Since early November, Durango-area residents have participated in a public discussion of recreation at Lake Nighthorse. Through a multi-step collaborative process, people listened to one another in order to understand each other’s perspectives, issues, ideas and concerns, and then worked together to find shared solutions that took all of those various perspectives into account. It has been no easy task, but through collaboration and dialogue, a community found ways to share Lake Nighthorse.
Lake Nighthorse, a 1,500-surface-acre reservoir, is a Bureau of Reclamation project that is part of a decades-long water rights settlement. Federal funding for recreation was cut out of the authorizing legislation in an amendment in 2000. Because of state budget challenges, Colorado State Parks is unable to fund planning and management of Lake Nighthorse at this time.
Not wanting Durango to miss a rare opportunity, the Animas-La Plata Water Conservancy District took on the task of exploring possibilities for recreation at Lake Nighthorse. Before public access to the reservoir will be allowed, a recreation master plan must be in place and a recreation management entity must be identified.
The district applied to my program, the National Park Service Rivers, Trails & Conservation Assistance Program, for help planning. My role has been to provide the process for community members to determine the recreational future of Lake Nighthorse.
From the beginning, it was clear that there is a wide spectrum of passionate views about recreation at Lake Nighthorse. On one end was the sentiment that all user-types should be able to use this public resource – including a full menu of motorized uses. The other side thought the lake should be preserved solely for wildlife and no motorized uses should be allowed. Most people supported motorized use with restrictions.
The grant that paid for the boat ramp now in place at Lake Nighthorse stipulated that gasoline-powered motors will be allowed. Even without that, the strength and breadth of the desires within the community made it apparent that if this was going to be a publicly accepted plan, would have to be developed through a process that brought all sides together to collectively find a solution. That process included difficult and emotionally charged discussions, but people were willing to move beyond the fight over motorized use to find ways to share the lake.
Early steps in the process helped people understand the project, including decisions and commitments already in place. In the next steps, people expressed their concerns about recreation via comment cards, the Web, phone calls, e-mails and at a public forum held in late November. Among the concerns were noise, safety, invasive species, visitor experience, wildlife, wakes, water quality and vandalism.
In December, in a spirit of fairness and inclusion that asked people to keep in mind the full array of desired experiences, participants began to explore whether and how those concerns could be addressed through design and regulatory solutions. All perspectives were present, represented, heard, acknowledged, debated and addressed.

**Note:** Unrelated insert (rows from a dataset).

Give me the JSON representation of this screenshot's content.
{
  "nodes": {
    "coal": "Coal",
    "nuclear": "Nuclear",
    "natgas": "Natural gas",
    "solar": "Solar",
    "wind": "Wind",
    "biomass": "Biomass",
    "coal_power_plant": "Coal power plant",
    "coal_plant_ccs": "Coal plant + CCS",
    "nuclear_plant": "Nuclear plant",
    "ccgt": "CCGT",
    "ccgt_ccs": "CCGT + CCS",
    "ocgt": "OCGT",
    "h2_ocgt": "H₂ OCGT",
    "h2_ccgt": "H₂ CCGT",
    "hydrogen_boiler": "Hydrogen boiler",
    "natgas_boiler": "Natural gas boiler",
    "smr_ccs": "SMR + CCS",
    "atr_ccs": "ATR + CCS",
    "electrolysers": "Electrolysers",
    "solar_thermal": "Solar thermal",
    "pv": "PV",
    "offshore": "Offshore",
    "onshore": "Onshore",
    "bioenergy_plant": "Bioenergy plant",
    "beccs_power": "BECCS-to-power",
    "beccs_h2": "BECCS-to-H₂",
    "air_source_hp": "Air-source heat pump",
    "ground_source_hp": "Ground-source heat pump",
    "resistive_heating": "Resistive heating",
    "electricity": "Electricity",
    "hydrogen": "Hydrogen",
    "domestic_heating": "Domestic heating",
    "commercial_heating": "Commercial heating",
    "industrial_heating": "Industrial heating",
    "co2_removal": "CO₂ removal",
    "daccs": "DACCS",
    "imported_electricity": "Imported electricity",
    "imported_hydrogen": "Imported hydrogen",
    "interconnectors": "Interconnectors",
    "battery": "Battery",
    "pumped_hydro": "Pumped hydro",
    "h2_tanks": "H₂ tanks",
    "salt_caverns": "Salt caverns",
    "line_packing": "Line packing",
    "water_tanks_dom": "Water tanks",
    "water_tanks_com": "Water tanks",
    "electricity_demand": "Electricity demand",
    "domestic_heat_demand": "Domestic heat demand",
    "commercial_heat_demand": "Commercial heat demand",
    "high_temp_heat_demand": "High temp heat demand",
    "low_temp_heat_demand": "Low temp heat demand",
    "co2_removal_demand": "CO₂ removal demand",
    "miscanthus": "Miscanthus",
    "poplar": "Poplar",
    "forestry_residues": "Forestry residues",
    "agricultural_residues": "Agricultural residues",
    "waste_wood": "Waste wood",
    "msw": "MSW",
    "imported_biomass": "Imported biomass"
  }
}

Discussion focused on the importance of protecting scenic quality and sensitive natural resources while providing a variety of types of experiences for the public to enjoy.
Those ideas were carried over to a 2-day design workshop in early January where participants worked in diverse groups to develop recommendations for recreation. Participants chose which group they wanted to work with, and a full range of perspectives was represented on each work team. The recommendations that came out of the workshop include seasonal closures to protect wildlife, dedicated spatial zones to separate uses, adoption of Colorado State Parks boating regulations, no commercial facilities, minimal and visually unobtrusive structures and a host of mitigation measures that address other impacts people were most concerned about.
Participants also recommended a modest first phase of recreational amenities. That will give the public access to basic reservoir-related activities including fishing, boating, picnicking, swimming and trails sooner rather than later.
The process is not over. DHM Design in Durango is drafting a report on the community’s recommendations and the people who participated in the workshop will review the report to ensure it accurately represents their recommendations. The report will then be available for public review and comment.
A final draft will be prepared and reviewed by the Bureau of Reclamation, the Colorado Division of Wildlife and the Animas-La Plata Operations, Maintenance and Replacement Association — all of whom have some level of responsibilities tied to the reservoir. Further recommendations may be made to address a handful of lingering concerns and to ensure that the plan is environmentally compatible, economically viable and technically feasible. In some cases, more information is needed before a final recommendation is made, including a study that is being planned regarding noise impacts on neighbors.
This process has not been easy, but it has been open, sensible, collaborative, responsible and fair. People with very different perspectives participated in developing shared recommendations for recreation and I believe the plan emerging will map out a future for Lake Nighthorse that Durango-area residents and visitors will enjoy for many generations to come.
Joy Lujan is community planner with the National Park Service Rivers, Trails & Conservation Assistance Program. Reach her via e-mail at Joy_Lujan@nps.gov or by phone at (303) 969-2853.